Problem to work on: Copy out every line in the entries below that includes "price".

━━━ Data ━━━

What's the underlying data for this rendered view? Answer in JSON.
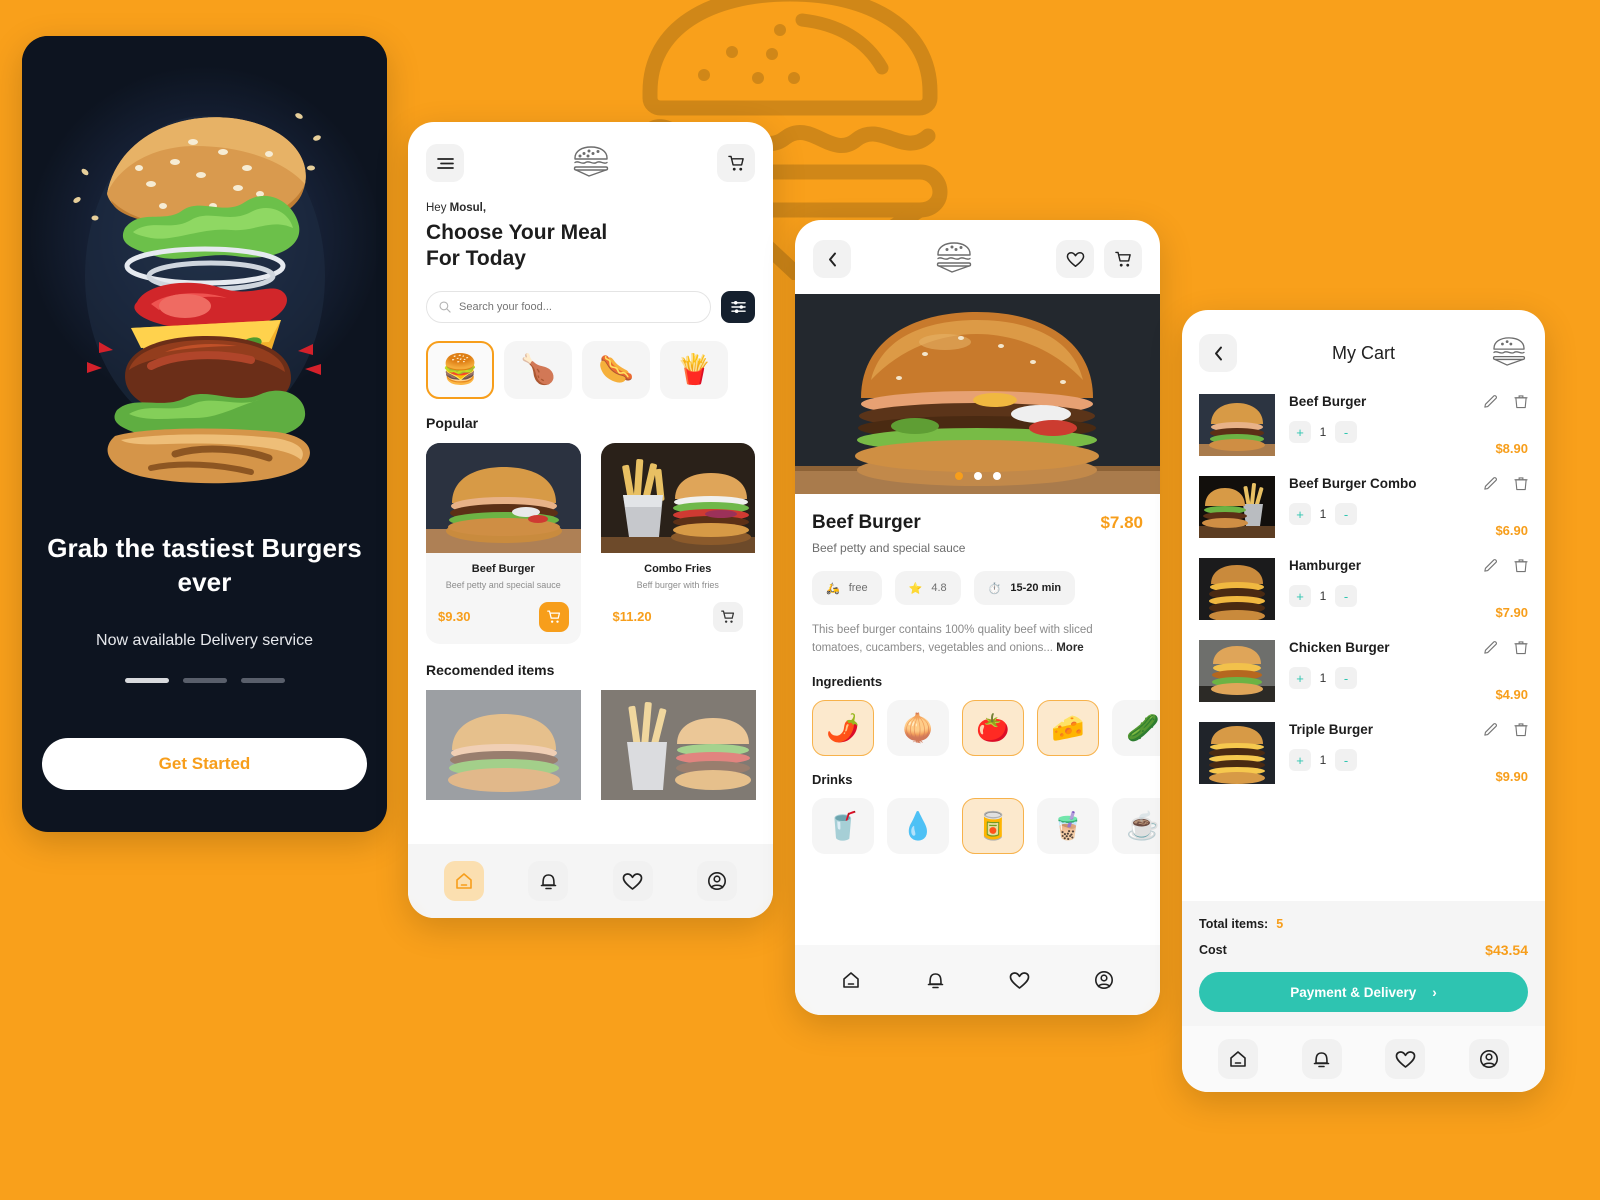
{
  "theme": {
    "background": "#F9A01B",
    "accent_orange": "#F79E1B",
    "teal": "#2EC4B1",
    "dark": "#0D1420"
  },
  "onboarding": {
    "title": "Grab the tastiest Burgers ever",
    "subtitle": "Now available Delivery service",
    "cta_label": "Get Started",
    "dots": 3,
    "active_dot": 0
  },
  "home": {
    "menu_icon": "hamburger-menu-icon",
    "logo_icon": "burger-logo-icon",
    "cart_icon": "shopping-cart-icon",
    "greeting_prefix": "Hey",
    "greeting_name": "Mosul,",
    "heading_line1": "Choose Your Meal",
    "heading_line2": "For Today",
    "search_placeholder": "Search your food...",
    "search_value": "",
    "filter_icon": "sliders-filter-icon",
    "categories": [
      {
        "name": "burger",
        "glyph": "🍔",
        "selected": true
      },
      {
        "name": "chicken",
        "glyph": "🍗",
        "selected": false
      },
      {
        "name": "hotdog",
        "glyph": "🌭",
        "selected": false
      },
      {
        "name": "fries",
        "glyph": "🍟",
        "selected": false
      }
    ],
    "popular_label": "Popular",
    "popular": [
      {
        "name": "Beef Burger",
        "desc": "Beef petty and special sauce",
        "price": "$9.30",
        "in_cart": true
      },
      {
        "name": "Combo Fries",
        "desc": "Beff burger with fries",
        "price": "$11.20",
        "in_cart": false
      }
    ],
    "recommended_label": "Recomended items",
    "nav": [
      {
        "name": "home",
        "selected": true
      },
      {
        "name": "notifications",
        "selected": false
      },
      {
        "name": "favorites",
        "selected": false
      },
      {
        "name": "profile",
        "selected": false
      }
    ]
  },
  "detail": {
    "back_icon": "chevron-left-icon",
    "logo_icon": "burger-logo-icon",
    "favorite_icon": "heart-icon",
    "cart_icon": "shopping-cart-icon",
    "carousel_dots": 3,
    "carousel_active": 0,
    "title": "Beef Burger",
    "price": "$7.80",
    "subtitle": "Beef petty and special sauce",
    "badges": [
      {
        "name": "delivery",
        "glyph": "🛵",
        "label": "free",
        "bold": false
      },
      {
        "name": "rating",
        "glyph": "⭐",
        "label": "4.8",
        "bold": false
      },
      {
        "name": "prep-time",
        "glyph": "⏱️",
        "label": "15-20 min",
        "bold": true
      }
    ],
    "description": "This beef burger contains 100% quality beef with sliced tomatoes, cucambers, vegetables and onions...",
    "more_label": "More",
    "ingredients_label": "Ingredients",
    "ingredients": [
      {
        "name": "chili",
        "glyph": "🌶️",
        "selected": true
      },
      {
        "name": "onion",
        "glyph": "🧅",
        "selected": false
      },
      {
        "name": "tomato",
        "glyph": "🍅",
        "selected": true
      },
      {
        "name": "cheese",
        "glyph": "🧀",
        "selected": true
      },
      {
        "name": "cucumber",
        "glyph": "🥒",
        "selected": false
      }
    ],
    "drinks_label": "Drinks",
    "drinks": [
      {
        "name": "soda-cup",
        "glyph": "🥤",
        "selected": false
      },
      {
        "name": "water-bottle",
        "glyph": "💧",
        "selected": false
      },
      {
        "name": "soda-can",
        "glyph": "🥫",
        "selected": true
      },
      {
        "name": "iced-coffee",
        "glyph": "🧋",
        "selected": false
      },
      {
        "name": "hot-tea",
        "glyph": "☕",
        "selected": false
      }
    ],
    "nav": [
      {
        "name": "home",
        "selected": false
      },
      {
        "name": "notifications",
        "selected": false
      },
      {
        "name": "favorites",
        "selected": false
      },
      {
        "name": "profile",
        "selected": false
      }
    ]
  },
  "cart": {
    "back_icon": "chevron-left-icon",
    "title": "My Cart",
    "logo_icon": "burger-logo-icon",
    "items": [
      {
        "name": "Beef Burger",
        "qty": "1",
        "price": "$8.90"
      },
      {
        "name": "Beef Burger Combo",
        "qty": "1",
        "price": "$6.90"
      },
      {
        "name": "Hamburger",
        "qty": "1",
        "price": "$7.90"
      },
      {
        "name": "Chicken Burger",
        "qty": "1",
        "price": "$4.90"
      },
      {
        "name": "Triple Burger",
        "qty": "1",
        "price": "$9.90"
      }
    ],
    "plus_label": "+",
    "minus_label": "-",
    "edit_icon": "pencil-edit-icon",
    "delete_icon": "trash-delete-icon",
    "total_items_label": "Total items:",
    "total_items_value": "5",
    "cost_label": "Cost",
    "cost_value": "$43.54",
    "pay_label": "Payment & Delivery",
    "pay_chevron": "›",
    "nav": [
      {
        "name": "home",
        "selected": false
      },
      {
        "name": "notifications",
        "selected": false
      },
      {
        "name": "favorites",
        "selected": false
      },
      {
        "name": "profile",
        "selected": false
      }
    ]
  }
}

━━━

Reply:
        "price": "$9.30",
        "price": "$11.20",
    "price": "$7.80",
        "price": "$8.90"
        "price": "$6.90"
        "price": "$7.90"
        "price": "$4.90"
        "price": "$9.90"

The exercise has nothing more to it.